used to being in the limelight, but his appearance Friday in Chicago didn't have
everyone chanting his name.
CBS 2's Mike Puccinelli reports as a former television anchor, radio talk-show
host and Cincinnati mayor, Springer is best known for the verbal and sometimes
physical slugfest on television that bears his name.
But now the ringmaster who presided over a show episode called "Attack of
the Ex-Lovers" is under attack himself.
Springer was tapped to deliver the commencement address at Northwestern
University's law school. But in advance of his appearance some students
protested the selection, which they called an embarrassment to the prestigious
Allison Myles-Lee signed a petition to try and block his appearance.
"I would have liked to see someone more interested in what I'm going into,

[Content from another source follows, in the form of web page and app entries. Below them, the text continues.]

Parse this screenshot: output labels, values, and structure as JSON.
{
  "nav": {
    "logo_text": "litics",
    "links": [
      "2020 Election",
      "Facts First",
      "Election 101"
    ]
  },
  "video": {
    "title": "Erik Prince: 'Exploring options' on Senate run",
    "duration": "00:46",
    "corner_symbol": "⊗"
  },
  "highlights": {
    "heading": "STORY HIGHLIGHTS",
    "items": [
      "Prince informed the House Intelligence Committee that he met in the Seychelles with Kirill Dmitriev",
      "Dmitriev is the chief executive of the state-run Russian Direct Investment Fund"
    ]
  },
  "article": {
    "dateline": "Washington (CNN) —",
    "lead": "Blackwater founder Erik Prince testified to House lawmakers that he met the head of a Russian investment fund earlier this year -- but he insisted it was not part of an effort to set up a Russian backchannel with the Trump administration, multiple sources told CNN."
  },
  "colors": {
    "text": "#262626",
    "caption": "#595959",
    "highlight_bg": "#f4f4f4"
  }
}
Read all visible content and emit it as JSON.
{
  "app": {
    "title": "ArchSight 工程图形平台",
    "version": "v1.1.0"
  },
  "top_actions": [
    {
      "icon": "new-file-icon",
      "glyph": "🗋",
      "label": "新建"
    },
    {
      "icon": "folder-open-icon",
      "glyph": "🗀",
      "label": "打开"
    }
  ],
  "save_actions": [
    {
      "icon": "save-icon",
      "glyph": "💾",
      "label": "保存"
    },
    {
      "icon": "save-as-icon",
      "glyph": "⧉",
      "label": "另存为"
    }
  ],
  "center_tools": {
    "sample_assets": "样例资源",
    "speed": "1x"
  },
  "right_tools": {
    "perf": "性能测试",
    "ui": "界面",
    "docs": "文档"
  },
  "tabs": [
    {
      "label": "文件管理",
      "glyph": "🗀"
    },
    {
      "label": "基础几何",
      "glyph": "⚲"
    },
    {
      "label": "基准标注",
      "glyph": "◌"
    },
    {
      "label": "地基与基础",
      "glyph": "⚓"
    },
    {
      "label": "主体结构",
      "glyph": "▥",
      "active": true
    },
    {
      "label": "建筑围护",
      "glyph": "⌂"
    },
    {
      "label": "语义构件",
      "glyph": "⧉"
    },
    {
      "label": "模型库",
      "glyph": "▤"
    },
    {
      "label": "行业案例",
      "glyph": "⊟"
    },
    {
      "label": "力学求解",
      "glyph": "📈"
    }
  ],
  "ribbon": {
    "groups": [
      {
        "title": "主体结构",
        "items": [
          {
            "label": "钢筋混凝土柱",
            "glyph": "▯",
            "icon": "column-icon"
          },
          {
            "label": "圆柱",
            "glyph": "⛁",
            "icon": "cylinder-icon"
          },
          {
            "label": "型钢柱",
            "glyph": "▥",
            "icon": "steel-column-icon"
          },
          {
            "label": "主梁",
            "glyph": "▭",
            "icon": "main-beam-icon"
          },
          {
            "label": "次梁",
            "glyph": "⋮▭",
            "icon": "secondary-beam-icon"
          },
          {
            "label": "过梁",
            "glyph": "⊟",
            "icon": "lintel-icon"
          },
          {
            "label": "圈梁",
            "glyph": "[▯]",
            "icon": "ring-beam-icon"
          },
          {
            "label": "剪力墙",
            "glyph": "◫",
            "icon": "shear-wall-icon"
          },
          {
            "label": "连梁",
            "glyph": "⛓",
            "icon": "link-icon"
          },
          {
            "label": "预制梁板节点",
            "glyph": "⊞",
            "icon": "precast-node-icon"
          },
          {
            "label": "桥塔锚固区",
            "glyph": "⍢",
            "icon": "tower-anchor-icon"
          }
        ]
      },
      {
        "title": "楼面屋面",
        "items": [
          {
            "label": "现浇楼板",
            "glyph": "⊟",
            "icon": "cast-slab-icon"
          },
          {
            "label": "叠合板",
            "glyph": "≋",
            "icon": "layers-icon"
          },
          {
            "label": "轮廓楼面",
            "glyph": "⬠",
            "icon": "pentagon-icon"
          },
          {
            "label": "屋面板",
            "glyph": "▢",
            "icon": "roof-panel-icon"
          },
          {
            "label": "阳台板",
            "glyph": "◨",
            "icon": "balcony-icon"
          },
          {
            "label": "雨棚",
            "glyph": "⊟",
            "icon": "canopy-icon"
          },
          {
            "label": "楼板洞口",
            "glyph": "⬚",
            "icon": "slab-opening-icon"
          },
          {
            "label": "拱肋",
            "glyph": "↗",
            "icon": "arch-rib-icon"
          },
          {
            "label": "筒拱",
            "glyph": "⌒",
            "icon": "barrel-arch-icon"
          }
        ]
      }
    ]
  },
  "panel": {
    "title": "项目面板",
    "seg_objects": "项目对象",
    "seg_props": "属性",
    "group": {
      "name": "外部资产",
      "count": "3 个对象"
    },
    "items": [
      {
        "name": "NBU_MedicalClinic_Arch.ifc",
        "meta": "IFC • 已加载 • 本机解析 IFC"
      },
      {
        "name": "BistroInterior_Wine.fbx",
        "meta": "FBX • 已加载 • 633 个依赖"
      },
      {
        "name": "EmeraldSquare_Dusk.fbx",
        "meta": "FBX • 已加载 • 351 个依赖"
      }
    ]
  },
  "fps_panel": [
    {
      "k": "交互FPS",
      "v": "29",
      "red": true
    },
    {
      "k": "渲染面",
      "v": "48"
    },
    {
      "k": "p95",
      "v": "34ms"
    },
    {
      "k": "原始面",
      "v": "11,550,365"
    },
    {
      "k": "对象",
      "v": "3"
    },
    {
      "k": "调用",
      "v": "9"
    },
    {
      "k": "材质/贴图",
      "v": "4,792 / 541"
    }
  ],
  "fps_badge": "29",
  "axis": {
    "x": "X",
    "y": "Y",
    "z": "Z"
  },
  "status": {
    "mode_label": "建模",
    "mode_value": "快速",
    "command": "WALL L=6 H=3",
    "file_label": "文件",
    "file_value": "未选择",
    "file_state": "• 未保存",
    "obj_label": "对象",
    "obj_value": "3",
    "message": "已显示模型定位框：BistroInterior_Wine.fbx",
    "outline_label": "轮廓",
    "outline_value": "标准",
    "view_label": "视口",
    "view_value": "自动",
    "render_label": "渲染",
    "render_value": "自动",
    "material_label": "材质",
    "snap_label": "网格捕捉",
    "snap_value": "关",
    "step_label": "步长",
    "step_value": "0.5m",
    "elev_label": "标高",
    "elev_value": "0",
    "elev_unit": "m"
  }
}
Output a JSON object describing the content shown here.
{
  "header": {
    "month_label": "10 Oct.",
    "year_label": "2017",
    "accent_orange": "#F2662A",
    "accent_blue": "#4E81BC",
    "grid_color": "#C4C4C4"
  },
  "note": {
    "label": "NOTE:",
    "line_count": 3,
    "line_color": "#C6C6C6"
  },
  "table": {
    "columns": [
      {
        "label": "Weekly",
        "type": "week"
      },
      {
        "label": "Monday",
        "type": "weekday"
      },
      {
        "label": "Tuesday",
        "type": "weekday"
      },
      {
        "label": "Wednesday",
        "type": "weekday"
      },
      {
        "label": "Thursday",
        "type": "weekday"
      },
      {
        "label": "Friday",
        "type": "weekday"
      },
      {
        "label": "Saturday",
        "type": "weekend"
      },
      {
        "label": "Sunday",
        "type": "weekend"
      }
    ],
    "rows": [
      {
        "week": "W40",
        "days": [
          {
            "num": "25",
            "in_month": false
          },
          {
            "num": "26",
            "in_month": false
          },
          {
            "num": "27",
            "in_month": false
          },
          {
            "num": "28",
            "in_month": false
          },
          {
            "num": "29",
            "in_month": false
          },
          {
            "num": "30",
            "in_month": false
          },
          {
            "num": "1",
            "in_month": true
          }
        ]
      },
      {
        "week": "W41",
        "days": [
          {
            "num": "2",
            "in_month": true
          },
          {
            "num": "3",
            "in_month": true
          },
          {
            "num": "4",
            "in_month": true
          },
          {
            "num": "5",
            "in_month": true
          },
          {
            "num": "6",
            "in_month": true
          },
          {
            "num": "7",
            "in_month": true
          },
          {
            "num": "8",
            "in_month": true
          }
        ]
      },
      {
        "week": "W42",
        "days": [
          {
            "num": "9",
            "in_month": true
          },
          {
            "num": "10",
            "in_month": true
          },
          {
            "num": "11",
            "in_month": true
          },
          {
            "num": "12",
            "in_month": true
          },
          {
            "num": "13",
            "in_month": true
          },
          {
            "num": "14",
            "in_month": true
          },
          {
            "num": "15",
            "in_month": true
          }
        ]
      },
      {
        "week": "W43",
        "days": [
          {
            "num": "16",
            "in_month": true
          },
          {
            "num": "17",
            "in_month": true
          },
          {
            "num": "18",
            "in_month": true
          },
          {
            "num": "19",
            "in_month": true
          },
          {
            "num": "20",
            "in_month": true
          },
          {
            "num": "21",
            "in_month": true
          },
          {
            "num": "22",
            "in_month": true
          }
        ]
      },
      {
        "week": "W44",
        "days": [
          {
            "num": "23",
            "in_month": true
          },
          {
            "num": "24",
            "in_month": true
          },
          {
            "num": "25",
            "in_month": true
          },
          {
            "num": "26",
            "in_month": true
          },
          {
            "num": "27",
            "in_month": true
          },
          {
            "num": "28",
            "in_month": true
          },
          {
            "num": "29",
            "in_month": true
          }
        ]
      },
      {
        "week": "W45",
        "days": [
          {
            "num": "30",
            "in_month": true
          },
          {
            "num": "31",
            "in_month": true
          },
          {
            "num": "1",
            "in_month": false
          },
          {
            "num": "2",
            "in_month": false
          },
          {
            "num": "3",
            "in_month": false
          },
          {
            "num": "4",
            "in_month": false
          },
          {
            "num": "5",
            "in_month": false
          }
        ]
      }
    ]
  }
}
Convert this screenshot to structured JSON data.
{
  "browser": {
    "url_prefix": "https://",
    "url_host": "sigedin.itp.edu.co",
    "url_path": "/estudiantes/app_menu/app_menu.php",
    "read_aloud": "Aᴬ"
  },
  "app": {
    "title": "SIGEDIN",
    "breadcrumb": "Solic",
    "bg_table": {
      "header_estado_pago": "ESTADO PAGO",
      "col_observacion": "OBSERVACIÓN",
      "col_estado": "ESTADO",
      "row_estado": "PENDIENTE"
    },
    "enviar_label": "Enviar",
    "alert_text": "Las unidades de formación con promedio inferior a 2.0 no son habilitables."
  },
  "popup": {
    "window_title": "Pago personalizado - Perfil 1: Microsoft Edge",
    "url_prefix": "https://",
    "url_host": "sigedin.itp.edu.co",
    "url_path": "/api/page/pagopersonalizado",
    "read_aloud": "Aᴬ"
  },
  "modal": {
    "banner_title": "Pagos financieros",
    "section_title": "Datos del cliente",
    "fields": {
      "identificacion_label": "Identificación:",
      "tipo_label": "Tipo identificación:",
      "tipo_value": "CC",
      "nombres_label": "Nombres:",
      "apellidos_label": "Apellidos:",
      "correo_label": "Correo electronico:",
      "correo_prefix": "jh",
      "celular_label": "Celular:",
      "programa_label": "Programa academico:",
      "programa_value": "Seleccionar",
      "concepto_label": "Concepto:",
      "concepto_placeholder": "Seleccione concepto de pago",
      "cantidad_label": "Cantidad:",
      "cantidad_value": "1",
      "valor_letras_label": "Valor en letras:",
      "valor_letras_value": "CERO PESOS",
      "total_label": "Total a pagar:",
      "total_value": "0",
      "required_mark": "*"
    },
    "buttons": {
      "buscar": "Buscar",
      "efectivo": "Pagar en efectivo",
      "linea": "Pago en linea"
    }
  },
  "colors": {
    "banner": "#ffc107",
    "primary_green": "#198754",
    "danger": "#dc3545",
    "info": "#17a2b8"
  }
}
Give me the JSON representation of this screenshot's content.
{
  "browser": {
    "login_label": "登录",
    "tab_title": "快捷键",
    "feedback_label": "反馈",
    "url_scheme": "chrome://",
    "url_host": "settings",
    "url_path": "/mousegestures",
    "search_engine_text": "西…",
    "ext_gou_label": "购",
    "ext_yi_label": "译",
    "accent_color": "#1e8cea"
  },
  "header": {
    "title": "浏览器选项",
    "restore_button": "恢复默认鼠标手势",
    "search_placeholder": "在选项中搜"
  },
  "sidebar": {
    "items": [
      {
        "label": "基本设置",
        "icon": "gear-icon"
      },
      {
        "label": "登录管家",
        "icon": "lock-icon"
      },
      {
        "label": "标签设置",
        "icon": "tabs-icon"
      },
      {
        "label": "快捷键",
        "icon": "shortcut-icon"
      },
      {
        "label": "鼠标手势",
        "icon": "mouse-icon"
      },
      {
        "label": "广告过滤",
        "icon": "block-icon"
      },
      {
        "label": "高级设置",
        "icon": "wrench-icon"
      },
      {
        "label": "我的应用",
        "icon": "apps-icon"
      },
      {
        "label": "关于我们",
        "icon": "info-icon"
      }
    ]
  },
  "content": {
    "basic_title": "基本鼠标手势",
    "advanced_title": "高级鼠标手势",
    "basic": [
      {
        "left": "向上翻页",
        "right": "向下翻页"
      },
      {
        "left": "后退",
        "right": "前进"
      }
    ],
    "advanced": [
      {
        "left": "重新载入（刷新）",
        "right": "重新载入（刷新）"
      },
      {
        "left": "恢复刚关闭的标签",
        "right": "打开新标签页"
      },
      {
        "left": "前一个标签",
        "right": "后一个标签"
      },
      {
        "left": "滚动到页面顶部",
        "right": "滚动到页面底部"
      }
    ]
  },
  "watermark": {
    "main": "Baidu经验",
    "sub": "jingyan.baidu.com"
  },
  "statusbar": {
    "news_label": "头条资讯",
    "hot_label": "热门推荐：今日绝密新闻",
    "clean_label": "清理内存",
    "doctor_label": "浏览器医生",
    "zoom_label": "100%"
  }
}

which is public interest law," Myles-Lee said.
But the new graduate from Virginia says she was won over by his speech.
"I initially signed it because he was not my first choice. If I could I
would withdraw my signature today. I'm happy he came," she said.
Cameras were not allowed in the commencement, but Springer addressed his critics
head on saying he understood their objections to what he called his silly show.
"When they meet me and hear me talk they realize the show is separate from
me," Springer said after the ceremony.
And he said as future lawyers all graduates will find themselves having to make
tough ethical choices.
"None of us are immune from it," he said. "And we have to
remember that none of us are better than anybody else. I'm not better than the
people on my show."
Springer ended his speech by telling graduates how much of his parents' families
were killed in the Holocaust.
He told of how his family went from being nearly annihilated to a life of great